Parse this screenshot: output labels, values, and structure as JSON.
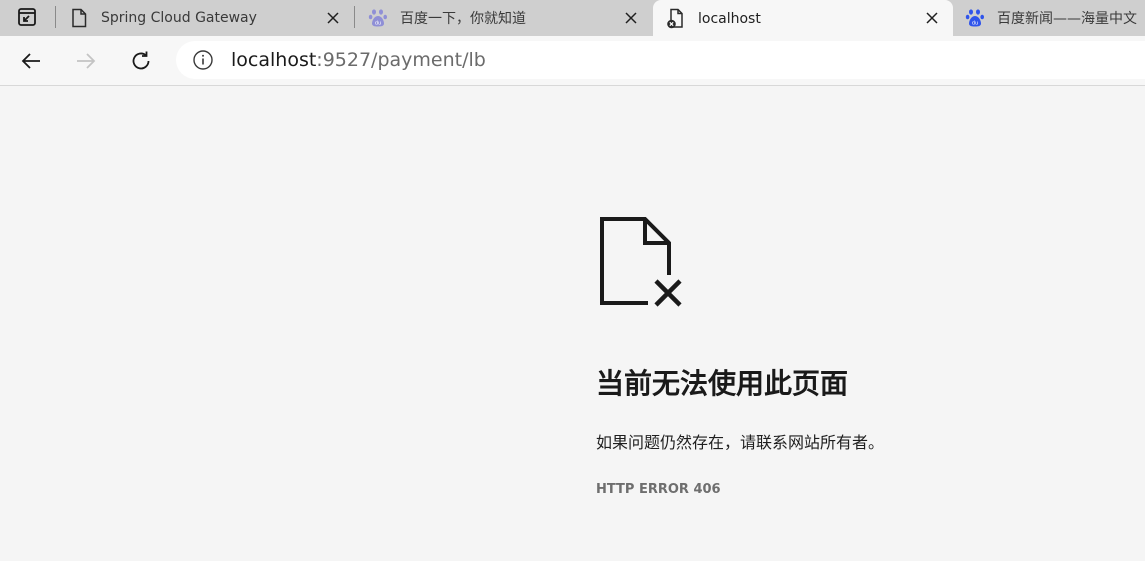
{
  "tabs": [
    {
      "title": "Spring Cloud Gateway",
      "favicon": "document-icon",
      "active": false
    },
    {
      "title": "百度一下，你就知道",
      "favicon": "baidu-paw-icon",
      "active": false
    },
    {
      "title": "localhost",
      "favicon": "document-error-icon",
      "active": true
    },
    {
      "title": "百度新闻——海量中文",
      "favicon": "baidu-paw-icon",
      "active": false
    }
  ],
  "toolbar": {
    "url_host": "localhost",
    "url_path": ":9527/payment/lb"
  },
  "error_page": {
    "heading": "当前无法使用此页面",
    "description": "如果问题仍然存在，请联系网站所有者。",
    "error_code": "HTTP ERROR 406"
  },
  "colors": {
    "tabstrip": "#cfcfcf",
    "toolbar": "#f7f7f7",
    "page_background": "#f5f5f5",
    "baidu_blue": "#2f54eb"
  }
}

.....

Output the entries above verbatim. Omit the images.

Solution below:
Parse this screenshot: output labels, values, and structure as JSON.
{
  "tabs": [
    {
      "title": "Spring Cloud Gateway",
      "favicon": "document-icon",
      "active": false
    },
    {
      "title": "百度一下，你就知道",
      "favicon": "baidu-paw-icon",
      "active": false
    },
    {
      "title": "localhost",
      "favicon": "document-error-icon",
      "active": true
    },
    {
      "title": "百度新闻——海量中文",
      "favicon": "baidu-paw-icon",
      "active": false
    }
  ],
  "toolbar": {
    "url_host": "localhost",
    "url_path": ":9527/payment/lb"
  },
  "error_page": {
    "heading": "当前无法使用此页面",
    "description": "如果问题仍然存在，请联系网站所有者。",
    "error_code": "HTTP ERROR 406"
  },
  "colors": {
    "tabstrip": "#cfcfcf",
    "toolbar": "#f7f7f7",
    "page_background": "#f5f5f5",
    "baidu_blue": "#2f54eb"
  }
}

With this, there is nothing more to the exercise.